PARIS (Reuters) - German Chancellor Angela Merkel heads to Paris on Thursday for talks with President Francois Hollande aimed at coming up with new ideas to strengthen management of the 17-country euro zone and boost European industry.
The meeting comes a day after European Union authorities granted France an extra two years to meet deficit-cutting targets and as Berlin tones down its campaign for budgetary rigour, which critics say has helped push Europe into recession.
Yet while Paris and Berlin are at odds over whether the EU should in coming days risk a trade dispute with China by imposing punitive duties on its solar panel exports, the two insist relations are good between the euro zone’s two largest economies and the two traditional drivers of the European Union.
“Our relations are very regular, very normal and very efficient,” a French diplomatic source in Hollande’s office said ahead of the one-day meeting between the Socialist French leader and his conservative German counterpart.
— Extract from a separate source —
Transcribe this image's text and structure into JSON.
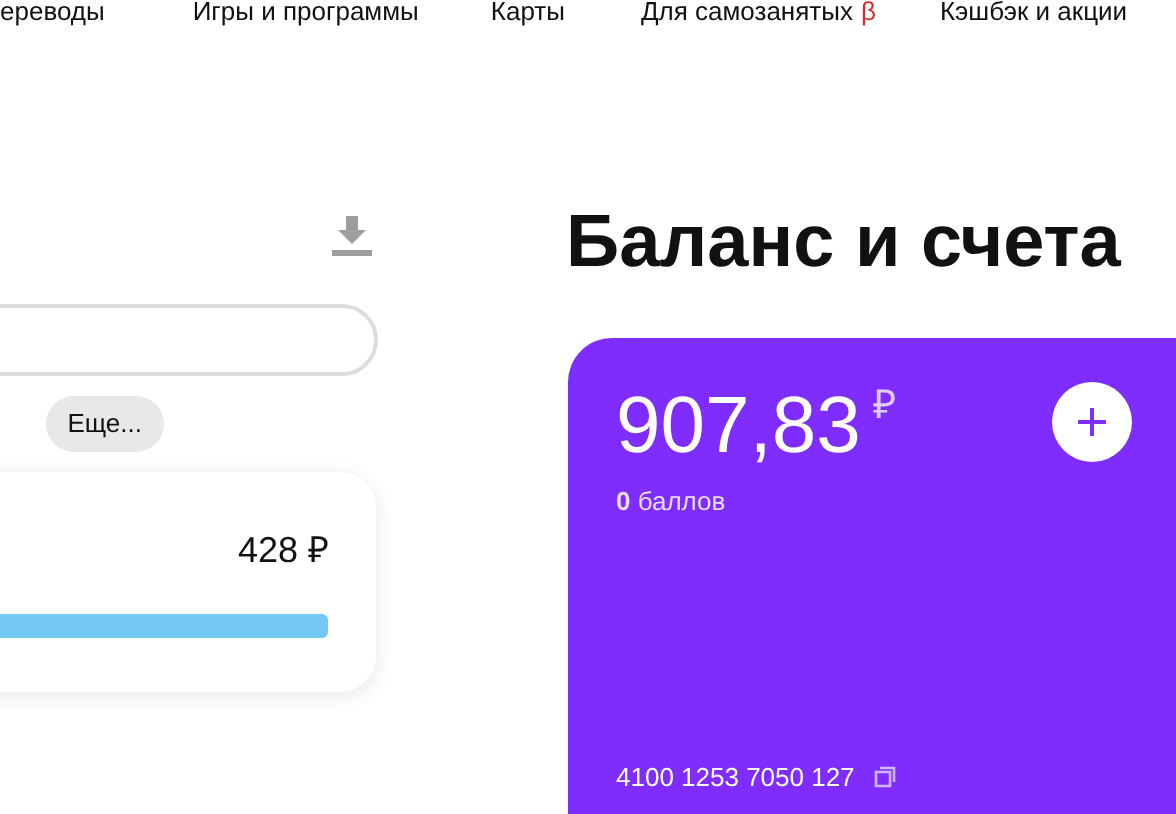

“We may start from different positions but each time we work it out,” he added.
Concerned about becoming a scapegoat for a European slowdown that has triggered social unrest in southern nations such as Greece, German officials have in past weeks tempered their rhetoric of austerity to talk of balancing the need to cut deficits with the need to create jobs.
Speaking in January at the start of celebrations to mark the 50th anniversary of a friendship pact between the former World War Two foes, Merkel and Hollande promised to come up with joint proposals on greater eurozone cooperation, boosting industrial competitiveness and job creation for next month’s EU summit.
Few details have yet to emerge on the plans, and officials on both sides have privately played down expectations of any major European policy initiative ahead of a September election in Germany in which Merkel is seeking to win a new term.
At the talks in Paris on Thursday, the two will also receive recommendations from a group of French and German industrialists on fostering European industrial champions able to compete for global trade with U.S. and Asian rivals. (Reporting by Mark John; editing by Andrew Roche)